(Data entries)
=== Begin Enclosure ===

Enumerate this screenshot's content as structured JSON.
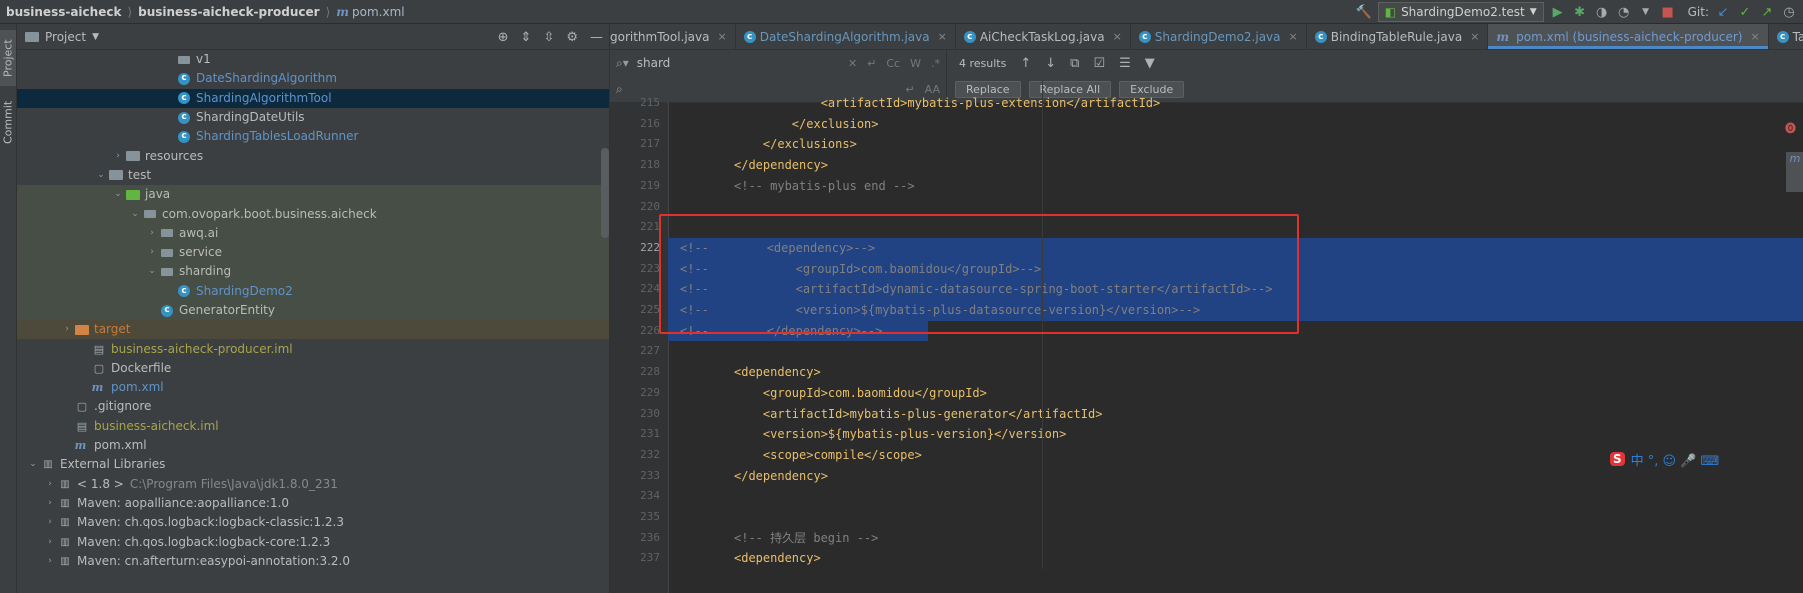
{
  "titlebar": {
    "project": "business-aicheck",
    "module": "business-aicheck-producer",
    "file": "pom.xml",
    "run_config": "ShardingDemo2.test",
    "git_label": "Git:"
  },
  "sidebar_tabs": [
    "Project",
    "Commit"
  ],
  "project_panel": {
    "title": "Project",
    "tree": [
      {
        "label": "v1",
        "indent": 9,
        "icon": "package",
        "arrow": "",
        "style": ""
      },
      {
        "label": "DateShardingAlgorithm",
        "indent": 9,
        "icon": "class",
        "arrow": "",
        "style": "blue"
      },
      {
        "label": "ShardingAlgorithmTool",
        "indent": 9,
        "icon": "class",
        "arrow": "",
        "style": "blue",
        "selected": true
      },
      {
        "label": "ShardingDateUtils",
        "indent": 9,
        "icon": "class",
        "arrow": "",
        "style": ""
      },
      {
        "label": "ShardingTablesLoadRunner",
        "indent": 9,
        "icon": "class",
        "arrow": "",
        "style": "blue"
      },
      {
        "label": "resources",
        "indent": 6,
        "icon": "folder",
        "arrow": "›",
        "style": ""
      },
      {
        "label": "test",
        "indent": 5,
        "icon": "folder",
        "arrow": "⌄",
        "style": ""
      },
      {
        "label": "java",
        "indent": 6,
        "icon": "folder-green",
        "arrow": "⌄",
        "style": "",
        "hl": "green"
      },
      {
        "label": "com.ovopark.boot.business.aicheck",
        "indent": 7,
        "icon": "package",
        "arrow": "⌄",
        "style": "",
        "hl": "green"
      },
      {
        "label": "awq.ai",
        "indent": 8,
        "icon": "package",
        "arrow": "›",
        "style": "",
        "hl": "green"
      },
      {
        "label": "service",
        "indent": 8,
        "icon": "package",
        "arrow": "›",
        "style": "",
        "hl": "green"
      },
      {
        "label": "sharding",
        "indent": 8,
        "icon": "package",
        "arrow": "⌄",
        "style": "",
        "hl": "green"
      },
      {
        "label": "ShardingDemo2",
        "indent": 9,
        "icon": "class-test",
        "arrow": "",
        "style": "blue",
        "hl": "green"
      },
      {
        "label": "GeneratorEntity",
        "indent": 8,
        "icon": "class-test",
        "arrow": "",
        "style": "",
        "hl": "green"
      },
      {
        "label": "target",
        "indent": 3,
        "icon": "folder-orange",
        "arrow": "›",
        "style": "orange",
        "hl": "orange"
      },
      {
        "label": "business-aicheck-producer.iml",
        "indent": 4,
        "icon": "iml",
        "arrow": "",
        "style": "olive"
      },
      {
        "label": "Dockerfile",
        "indent": 4,
        "icon": "file",
        "arrow": "",
        "style": ""
      },
      {
        "label": "pom.xml",
        "indent": 4,
        "icon": "maven",
        "arrow": "",
        "style": "blue"
      },
      {
        "label": ".gitignore",
        "indent": 3,
        "icon": "file",
        "arrow": "",
        "style": ""
      },
      {
        "label": "business-aicheck.iml",
        "indent": 3,
        "icon": "iml",
        "arrow": "",
        "style": "olive"
      },
      {
        "label": "pom.xml",
        "indent": 3,
        "icon": "maven",
        "arrow": "",
        "style": ""
      },
      {
        "label": "External Libraries",
        "indent": 1,
        "icon": "lib",
        "arrow": "⌄",
        "style": ""
      },
      {
        "label": "< 1.8 >",
        "suffix": "C:\\Program Files\\Java\\jdk1.8.0_231",
        "indent": 2,
        "icon": "lib",
        "arrow": "›",
        "style": ""
      },
      {
        "label": "Maven: aopalliance:aopalliance:1.0",
        "indent": 2,
        "icon": "lib",
        "arrow": "›",
        "style": ""
      },
      {
        "label": "Maven: ch.qos.logback:logback-classic:1.2.3",
        "indent": 2,
        "icon": "lib",
        "arrow": "›",
        "style": ""
      },
      {
        "label": "Maven: ch.qos.logback:logback-core:1.2.3",
        "indent": 2,
        "icon": "lib",
        "arrow": "›",
        "style": ""
      },
      {
        "label": "Maven: cn.afterturn:easypoi-annotation:3.2.0",
        "indent": 2,
        "icon": "lib",
        "arrow": "›",
        "style": ""
      }
    ]
  },
  "tabs": [
    {
      "label": "gorithmTool.java",
      "icon": "class"
    },
    {
      "label": "DateShardingAlgorithm.java",
      "icon": "class",
      "blue": true
    },
    {
      "label": "AiCheckTaskLog.java",
      "icon": "class"
    },
    {
      "label": "ShardingDemo2.java",
      "icon": "class-test",
      "blue": true
    },
    {
      "label": "BindingTableRule.java",
      "icon": "class-lib"
    },
    {
      "label": "pom.xml (business-aicheck-producer)",
      "icon": "maven",
      "active": true
    },
    {
      "label": "TableRu",
      "icon": "class-lib"
    }
  ],
  "search": {
    "query": "shard",
    "results": "4 results",
    "replace_label": "Replace",
    "replace_all_label": "Replace All",
    "exclude_label": "Exclude"
  },
  "code_lines": [
    {
      "n": "215",
      "html": "            <artifactId>mybatis-plus-extension</artifactId>",
      "kind": "xml"
    },
    {
      "n": "216",
      "html": "        </exclusion>",
      "kind": "xml"
    },
    {
      "n": "217",
      "html": "    </exclusions>",
      "kind": "xml"
    },
    {
      "n": "218",
      "html": "</dependency>",
      "kind": "xml"
    },
    {
      "n": "219",
      "html": "<!-- mybatis-plus end -->",
      "kind": "comment"
    },
    {
      "n": "220",
      "html": "",
      "kind": "xml"
    },
    {
      "n": "221",
      "html": "",
      "kind": "xml"
    },
    {
      "n": "222",
      "html": "<!--        <dependency>-->",
      "kind": "selcomment"
    },
    {
      "n": "223",
      "html": "<!--            <groupId>com.baomidou</groupId>-->",
      "kind": "selcomment"
    },
    {
      "n": "224",
      "html": "<!--            <artifactId>dynamic-datasource-spring-boot-starter</artifactId>-->",
      "kind": "selcomment"
    },
    {
      "n": "225",
      "html": "<!--            <version>${mybatis-plus-datasource-version}</version>-->",
      "kind": "selcomment"
    },
    {
      "n": "226",
      "html": "<!--        </dependency>-->",
      "kind": "selcomment"
    },
    {
      "n": "227",
      "html": "",
      "kind": "xml"
    },
    {
      "n": "228",
      "html": "<dependency>",
      "kind": "xml"
    },
    {
      "n": "229",
      "html": "    <groupId>com.baomidou</groupId>",
      "kind": "xml"
    },
    {
      "n": "230",
      "html": "    <artifactId>mybatis-plus-generator</artifactId>",
      "kind": "xml"
    },
    {
      "n": "231",
      "html": "    <version>${mybatis-plus-version}</version>",
      "kind": "xml"
    },
    {
      "n": "232",
      "html": "    <scope>compile</scope>",
      "kind": "xml"
    },
    {
      "n": "233",
      "html": "</dependency>",
      "kind": "xml"
    },
    {
      "n": "234",
      "html": "",
      "kind": "xml"
    },
    {
      "n": "235",
      "html": "",
      "kind": "xml"
    },
    {
      "n": "236",
      "html": "<!-- 持久层 begin -->",
      "kind": "comment"
    },
    {
      "n": "237",
      "html": "<dependency>",
      "kind": "xml"
    }
  ],
  "ime": {
    "logo": "S",
    "text": "中 °, ☺ 🎤 ⌨"
  },
  "colors": {
    "accent": "#4a88c7",
    "selection": "#214283",
    "red_box": "#e0312b"
  }
}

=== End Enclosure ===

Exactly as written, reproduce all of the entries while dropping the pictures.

Enumerate this screenshot's content as structured JSON.
{
  "titlebar": {
    "project": "business-aicheck",
    "module": "business-aicheck-producer",
    "file": "pom.xml",
    "run_config": "ShardingDemo2.test",
    "git_label": "Git:"
  },
  "sidebar_tabs": [
    "Project",
    "Commit"
  ],
  "project_panel": {
    "title": "Project",
    "tree": [
      {
        "label": "v1",
        "indent": 9,
        "icon": "package",
        "arrow": "",
        "style": ""
      },
      {
        "label": "DateShardingAlgorithm",
        "indent": 9,
        "icon": "class",
        "arrow": "",
        "style": "blue"
      },
      {
        "label": "ShardingAlgorithmTool",
        "indent": 9,
        "icon": "class",
        "arrow": "",
        "style": "blue",
        "selected": true
      },
      {
        "label": "ShardingDateUtils",
        "indent": 9,
        "icon": "class",
        "arrow": "",
        "style": ""
      },
      {
        "label": "ShardingTablesLoadRunner",
        "indent": 9,
        "icon": "class",
        "arrow": "",
        "style": "blue"
      },
      {
        "label": "resources",
        "indent": 6,
        "icon": "folder",
        "arrow": "›",
        "style": ""
      },
      {
        "label": "test",
        "indent": 5,
        "icon": "folder",
        "arrow": "⌄",
        "style": ""
      },
      {
        "label": "java",
        "indent": 6,
        "icon": "folder-green",
        "arrow": "⌄",
        "style": "",
        "hl": "green"
      },
      {
        "label": "com.ovopark.boot.business.aicheck",
        "indent": 7,
        "icon": "package",
        "arrow": "⌄",
        "style": "",
        "hl": "green"
      },
      {
        "label": "awq.ai",
        "indent": 8,
        "icon": "package",
        "arrow": "›",
        "style": "",
        "hl": "green"
      },
      {
        "label": "service",
        "indent": 8,
        "icon": "package",
        "arrow": "›",
        "style": "",
        "hl": "green"
      },
      {
        "label": "sharding",
        "indent": 8,
        "icon": "package",
        "arrow": "⌄",
        "style": "",
        "hl": "green"
      },
      {
        "label": "ShardingDemo2",
        "indent": 9,
        "icon": "class-test",
        "arrow": "",
        "style": "blue",
        "hl": "green"
      },
      {
        "label": "GeneratorEntity",
        "indent": 8,
        "icon": "class-test",
        "arrow": "",
        "style": "",
        "hl": "green"
      },
      {
        "label": "target",
        "indent": 3,
        "icon": "folder-orange",
        "arrow": "›",
        "style": "orange",
        "hl": "orange"
      },
      {
        "label": "business-aicheck-producer.iml",
        "indent": 4,
        "icon": "iml",
        "arrow": "",
        "style": "olive"
      },
      {
        "label": "Dockerfile",
        "indent": 4,
        "icon": "file",
        "arrow": "",
        "style": ""
      },
      {
        "label": "pom.xml",
        "indent": 4,
        "icon": "maven",
        "arrow": "",
        "style": "blue"
      },
      {
        "label": ".gitignore",
        "indent": 3,
        "icon": "file",
        "arrow": "",
        "style": ""
      },
      {
        "label": "business-aicheck.iml",
        "indent": 3,
        "icon": "iml",
        "arrow": "",
        "style": "olive"
      },
      {
        "label": "pom.xml",
        "indent": 3,
        "icon": "maven",
        "arrow": "",
        "style": ""
      },
      {
        "label": "External Libraries",
        "indent": 1,
        "icon": "lib",
        "arrow": "⌄",
        "style": ""
      },
      {
        "label": "< 1.8 >",
        "suffix": "C:\\Program Files\\Java\\jdk1.8.0_231",
        "indent": 2,
        "icon": "lib",
        "arrow": "›",
        "style": ""
      },
      {
        "label": "Maven: aopalliance:aopalliance:1.0",
        "indent": 2,
        "icon": "lib",
        "arrow": "›",
        "style": ""
      },
      {
        "label": "Maven: ch.qos.logback:logback-classic:1.2.3",
        "indent": 2,
        "icon": "lib",
        "arrow": "›",
        "style": ""
      },
      {
        "label": "Maven: ch.qos.logback:logback-core:1.2.3",
        "indent": 2,
        "icon": "lib",
        "arrow": "›",
        "style": ""
      },
      {
        "label": "Maven: cn.afterturn:easypoi-annotation:3.2.0",
        "indent": 2,
        "icon": "lib",
        "arrow": "›",
        "style": ""
      }
    ]
  },
  "tabs": [
    {
      "label": "gorithmTool.java",
      "icon": "class"
    },
    {
      "label": "DateShardingAlgorithm.java",
      "icon": "class",
      "blue": true
    },
    {
      "label": "AiCheckTaskLog.java",
      "icon": "class"
    },
    {
      "label": "ShardingDemo2.java",
      "icon": "class-test",
      "blue": true
    },
    {
      "label": "BindingTableRule.java",
      "icon": "class-lib"
    },
    {
      "label": "pom.xml (business-aicheck-producer)",
      "icon": "maven",
      "active": true
    },
    {
      "label": "TableRu",
      "icon": "class-lib"
    }
  ],
  "search": {
    "query": "shard",
    "results": "4 results",
    "replace_label": "Replace",
    "replace_all_label": "Replace All",
    "exclude_label": "Exclude"
  },
  "code_lines": [
    {
      "n": "215",
      "html": "            <artifactId>mybatis-plus-extension</artifactId>",
      "kind": "xml"
    },
    {
      "n": "216",
      "html": "        </exclusion>",
      "kind": "xml"
    },
    {
      "n": "217",
      "html": "    </exclusions>",
      "kind": "xml"
    },
    {
      "n": "218",
      "html": "</dependency>",
      "kind": "xml"
    },
    {
      "n": "219",
      "html": "<!-- mybatis-plus end -->",
      "kind": "comment"
    },
    {
      "n": "220",
      "html": "",
      "kind": "xml"
    },
    {
      "n": "221",
      "html": "",
      "kind": "xml"
    },
    {
      "n": "222",
      "html": "<!--        <dependency>-->",
      "kind": "selcomment"
    },
    {
      "n": "223",
      "html": "<!--            <groupId>com.baomidou</groupId>-->",
      "kind": "selcomment"
    },
    {
      "n": "224",
      "html": "<!--            <artifactId>dynamic-datasource-spring-boot-starter</artifactId>-->",
      "kind": "selcomment"
    },
    {
      "n": "225",
      "html": "<!--            <version>${mybatis-plus-datasource-version}</version>-->",
      "kind": "selcomment"
    },
    {
      "n": "226",
      "html": "<!--        </dependency>-->",
      "kind": "selcomment"
    },
    {
      "n": "227",
      "html": "",
      "kind": "xml"
    },
    {
      "n": "228",
      "html": "<dependency>",
      "kind": "xml"
    },
    {
      "n": "229",
      "html": "    <groupId>com.baomidou</groupId>",
      "kind": "xml"
    },
    {
      "n": "230",
      "html": "    <artifactId>mybatis-plus-generator</artifactId>",
      "kind": "xml"
    },
    {
      "n": "231",
      "html": "    <version>${mybatis-plus-version}</version>",
      "kind": "xml"
    },
    {
      "n": "232",
      "html": "    <scope>compile</scope>",
      "kind": "xml"
    },
    {
      "n": "233",
      "html": "</dependency>",
      "kind": "xml"
    },
    {
      "n": "234",
      "html": "",
      "kind": "xml"
    },
    {
      "n": "235",
      "html": "",
      "kind": "xml"
    },
    {
      "n": "236",
      "html": "<!-- 持久层 begin -->",
      "kind": "comment"
    },
    {
      "n": "237",
      "html": "<dependency>",
      "kind": "xml"
    }
  ],
  "ime": {
    "logo": "S",
    "text": "中 °, ☺ 🎤 ⌨"
  },
  "colors": {
    "accent": "#4a88c7",
    "selection": "#214283",
    "red_box": "#e0312b"
  }
}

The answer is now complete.